Task inputs section start

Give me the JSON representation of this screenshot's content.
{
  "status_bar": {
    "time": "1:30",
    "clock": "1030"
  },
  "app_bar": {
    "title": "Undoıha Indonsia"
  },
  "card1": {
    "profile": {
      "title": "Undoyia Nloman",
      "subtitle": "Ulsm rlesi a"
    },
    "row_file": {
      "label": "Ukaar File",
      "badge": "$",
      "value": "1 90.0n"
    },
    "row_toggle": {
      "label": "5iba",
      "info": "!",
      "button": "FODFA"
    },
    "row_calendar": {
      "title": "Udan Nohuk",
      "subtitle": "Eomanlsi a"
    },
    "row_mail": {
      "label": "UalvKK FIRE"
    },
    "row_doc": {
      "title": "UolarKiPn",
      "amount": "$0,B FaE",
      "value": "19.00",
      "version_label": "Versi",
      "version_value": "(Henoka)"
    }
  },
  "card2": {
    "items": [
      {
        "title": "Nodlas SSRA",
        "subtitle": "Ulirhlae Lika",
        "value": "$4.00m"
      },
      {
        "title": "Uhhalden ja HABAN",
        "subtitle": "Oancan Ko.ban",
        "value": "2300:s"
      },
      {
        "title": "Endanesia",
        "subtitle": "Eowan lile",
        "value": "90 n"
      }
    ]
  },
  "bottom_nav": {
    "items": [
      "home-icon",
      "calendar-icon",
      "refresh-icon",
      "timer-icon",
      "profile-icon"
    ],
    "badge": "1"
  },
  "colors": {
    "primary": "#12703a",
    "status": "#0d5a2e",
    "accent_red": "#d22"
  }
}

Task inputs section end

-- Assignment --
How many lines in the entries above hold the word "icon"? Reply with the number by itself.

-- Task output --
5